▸ What you are asked to do
Start to finish, return the listing exactly as written.

▸ Information shown

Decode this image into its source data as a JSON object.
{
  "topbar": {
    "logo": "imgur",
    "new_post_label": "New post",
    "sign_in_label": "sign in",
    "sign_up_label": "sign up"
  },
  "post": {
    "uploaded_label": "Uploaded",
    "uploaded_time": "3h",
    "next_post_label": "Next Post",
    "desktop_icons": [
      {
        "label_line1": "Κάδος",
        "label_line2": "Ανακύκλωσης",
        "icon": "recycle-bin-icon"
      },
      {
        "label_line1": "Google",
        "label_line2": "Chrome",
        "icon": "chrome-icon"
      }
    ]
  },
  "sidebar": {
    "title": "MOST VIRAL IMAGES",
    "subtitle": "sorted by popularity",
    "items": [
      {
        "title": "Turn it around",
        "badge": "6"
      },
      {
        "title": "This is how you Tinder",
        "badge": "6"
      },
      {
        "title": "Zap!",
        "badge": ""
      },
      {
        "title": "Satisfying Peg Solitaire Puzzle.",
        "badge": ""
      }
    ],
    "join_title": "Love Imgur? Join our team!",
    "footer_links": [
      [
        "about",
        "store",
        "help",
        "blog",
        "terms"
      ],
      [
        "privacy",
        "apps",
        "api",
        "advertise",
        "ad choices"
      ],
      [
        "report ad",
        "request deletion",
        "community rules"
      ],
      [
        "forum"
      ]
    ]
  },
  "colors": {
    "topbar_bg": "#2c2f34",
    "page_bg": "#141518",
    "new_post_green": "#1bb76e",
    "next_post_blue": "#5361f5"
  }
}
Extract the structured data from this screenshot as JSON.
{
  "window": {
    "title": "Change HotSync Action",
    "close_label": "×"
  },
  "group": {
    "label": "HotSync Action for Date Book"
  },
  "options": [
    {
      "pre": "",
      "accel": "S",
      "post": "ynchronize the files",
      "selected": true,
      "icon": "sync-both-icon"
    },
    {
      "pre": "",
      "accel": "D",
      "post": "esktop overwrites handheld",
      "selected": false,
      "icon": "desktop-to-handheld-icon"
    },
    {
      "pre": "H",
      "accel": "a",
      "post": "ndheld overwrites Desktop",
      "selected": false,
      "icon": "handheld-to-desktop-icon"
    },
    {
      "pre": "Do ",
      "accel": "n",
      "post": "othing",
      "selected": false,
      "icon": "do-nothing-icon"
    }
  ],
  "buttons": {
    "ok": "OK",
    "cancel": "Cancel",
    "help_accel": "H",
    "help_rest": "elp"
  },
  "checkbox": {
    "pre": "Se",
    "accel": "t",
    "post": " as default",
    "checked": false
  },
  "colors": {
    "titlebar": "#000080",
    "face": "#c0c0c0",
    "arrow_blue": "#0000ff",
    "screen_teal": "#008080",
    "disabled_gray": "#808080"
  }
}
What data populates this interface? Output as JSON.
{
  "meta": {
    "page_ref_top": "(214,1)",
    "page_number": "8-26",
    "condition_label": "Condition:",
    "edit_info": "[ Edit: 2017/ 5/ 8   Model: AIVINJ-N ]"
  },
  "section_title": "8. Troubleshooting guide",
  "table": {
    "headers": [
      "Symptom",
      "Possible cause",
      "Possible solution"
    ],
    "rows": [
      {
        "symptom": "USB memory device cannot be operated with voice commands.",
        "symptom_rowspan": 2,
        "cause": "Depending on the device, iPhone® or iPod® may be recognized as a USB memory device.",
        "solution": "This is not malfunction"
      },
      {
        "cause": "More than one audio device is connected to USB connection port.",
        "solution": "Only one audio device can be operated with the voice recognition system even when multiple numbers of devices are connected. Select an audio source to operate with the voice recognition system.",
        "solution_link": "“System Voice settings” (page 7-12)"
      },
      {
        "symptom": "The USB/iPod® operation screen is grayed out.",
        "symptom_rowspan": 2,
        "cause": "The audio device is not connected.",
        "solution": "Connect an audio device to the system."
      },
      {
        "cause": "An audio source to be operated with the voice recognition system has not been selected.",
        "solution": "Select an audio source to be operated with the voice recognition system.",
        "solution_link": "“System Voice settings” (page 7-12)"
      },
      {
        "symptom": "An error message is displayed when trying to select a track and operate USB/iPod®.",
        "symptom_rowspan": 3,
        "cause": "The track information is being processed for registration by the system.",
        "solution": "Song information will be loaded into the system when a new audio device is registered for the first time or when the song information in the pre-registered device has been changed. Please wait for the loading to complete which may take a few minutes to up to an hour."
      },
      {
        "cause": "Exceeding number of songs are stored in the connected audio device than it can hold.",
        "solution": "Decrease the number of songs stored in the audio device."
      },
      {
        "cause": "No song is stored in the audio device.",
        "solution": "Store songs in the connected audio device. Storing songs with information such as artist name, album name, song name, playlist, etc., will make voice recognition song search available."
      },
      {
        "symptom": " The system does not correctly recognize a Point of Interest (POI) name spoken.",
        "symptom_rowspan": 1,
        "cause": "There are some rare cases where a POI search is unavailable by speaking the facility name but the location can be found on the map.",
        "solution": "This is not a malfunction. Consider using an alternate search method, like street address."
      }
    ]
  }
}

▸ Finished task
Decode this image into its source data as a JSON object.
{
  "topbar": {
    "logo": "imgur",
    "new_post_label": "New post",
    "sign_in_label": "sign in",
    "sign_up_label": "sign up"
  },
  "post": {
    "uploaded_label": "Uploaded",
    "uploaded_time": "3h",
    "next_post_label": "Next Post",
    "desktop_icons": [
      {
        "label_line1": "Κάδος",
        "label_line2": "Ανακύκλωσης",
        "icon": "recycle-bin-icon"
      },
      {
        "label_line1": "Google",
        "label_line2": "Chrome",
        "icon": "chrome-icon"
      }
    ]
  },
  "sidebar": {
    "title": "MOST VIRAL IMAGES",
    "subtitle": "sorted by popularity",
    "items": [
      {
        "title": "Turn it around",
        "badge": "6"
      },
      {
        "title": "This is how you Tinder",
        "badge": "6"
      },
      {
        "title": "Zap!",
        "badge": ""
      },
      {
        "title": "Satisfying Peg Solitaire Puzzle.",
        "badge": ""
      }
    ],
    "join_title": "Love Imgur? Join our team!",
    "footer_links": [
      [
        "about",
        "store",
        "help",
        "blog",
        "terms"
      ],
      [
        "privacy",
        "apps",
        "api",
        "advertise",
        "ad choices"
      ],
      [
        "report ad",
        "request deletion",
        "community rules"
      ],
      [
        "forum"
      ]
    ]
  },
  "colors": {
    "topbar_bg": "#2c2f34",
    "page_bg": "#141518",
    "new_post_green": "#1bb76e",
    "next_post_blue": "#5361f5"
  }
}
Extract the structured data from this screenshot as JSON.
{
  "window": {
    "title": "Change HotSync Action",
    "close_label": "×"
  },
  "group": {
    "label": "HotSync Action for Date Book"
  },
  "options": [
    {
      "pre": "",
      "accel": "S",
      "post": "ynchronize the files",
      "selected": true,
      "icon": "sync-both-icon"
    },
    {
      "pre": "",
      "accel": "D",
      "post": "esktop overwrites handheld",
      "selected": false,
      "icon": "desktop-to-handheld-icon"
    },
    {
      "pre": "H",
      "accel": "a",
      "post": "ndheld overwrites Desktop",
      "selected": false,
      "icon": "handheld-to-desktop-icon"
    },
    {
      "pre": "Do ",
      "accel": "n",
      "post": "othing",
      "selected": false,
      "icon": "do-nothing-icon"
    }
  ],
  "buttons": {
    "ok": "OK",
    "cancel": "Cancel",
    "help_accel": "H",
    "help_rest": "elp"
  },
  "checkbox": {
    "pre": "Se",
    "accel": "t",
    "post": " as default",
    "checked": false
  },
  "colors": {
    "titlebar": "#000080",
    "face": "#c0c0c0",
    "arrow_blue": "#0000ff",
    "screen_teal": "#008080",
    "disabled_gray": "#808080"
  }
}
What data populates this interface? Output as JSON.
{
  "meta": {
    "page_ref_top": "(214,1)",
    "page_number": "8-26",
    "condition_label": "Condition:",
    "edit_info": "[ Edit: 2017/ 5/ 8   Model: AIVINJ-N ]"
  },
  "section_title": "8. Troubleshooting guide",
  "table": {
    "headers": [
      "Symptom",
      "Possible cause",
      "Possible solution"
    ],
    "rows": [
      {
        "symptom": "USB memory device cannot be operated with voice commands.",
        "symptom_rowspan": 2,
        "cause": "Depending on the device, iPhone® or iPod® may be recognized as a USB memory device.",
        "solution": "This is not malfunction"
      },
      {
        "cause": "More than one audio device is connected to USB connection port.",
        "solution": "Only one audio device can be operated with the voice recognition system even when multiple numbers of devices are connected. Select an audio source to operate with the voice recognition system.",
        "solution_link": "“System Voice settings” (page 7-12)"
      },
      {
        "symptom": "The USB/iPod® operation screen is grayed out.",
        "symptom_rowspan": 2,
        "cause": "The audio device is not connected.",
        "solution": "Connect an audio device to the system."
      },
      {
        "cause": "An audio source to be operated with the voice recognition system has not been selected.",
        "solution": "Select an audio source to be operated with the voice recognition system.",
        "solution_link": "“System Voice settings” (page 7-12)"
      },
      {
        "symptom": "An error message is displayed when trying to select a track and operate USB/iPod®.",
        "symptom_rowspan": 3,
        "cause": "The track information is being processed for registration by the system.",
        "solution": "Song information will be loaded into the system when a new audio device is registered for the first time or when the song information in the pre-registered device has been changed. Please wait for the loading to complete which may take a few minutes to up to an hour."
      },
      {
        "cause": "Exceeding number of songs are stored in the connected audio device than it can hold.",
        "solution": "Decrease the number of songs stored in the audio device."
      },
      {
        "cause": "No song is stored in the audio device.",
        "solution": "Store songs in the connected audio device. Storing songs with information such as artist name, album name, song name, playlist, etc., will make voice recognition song search available."
      },
      {
        "symptom": " The system does not correctly recognize a Point of Interest (POI) name spoken.",
        "symptom_rowspan": 1,
        "cause": "There are some rare cases where a POI search is unavailable by speaking the facility name but the location can be found on the map.",
        "solution": "This is not a malfunction. Consider using an alternate search method, like street address."
      }
    ]
  }
}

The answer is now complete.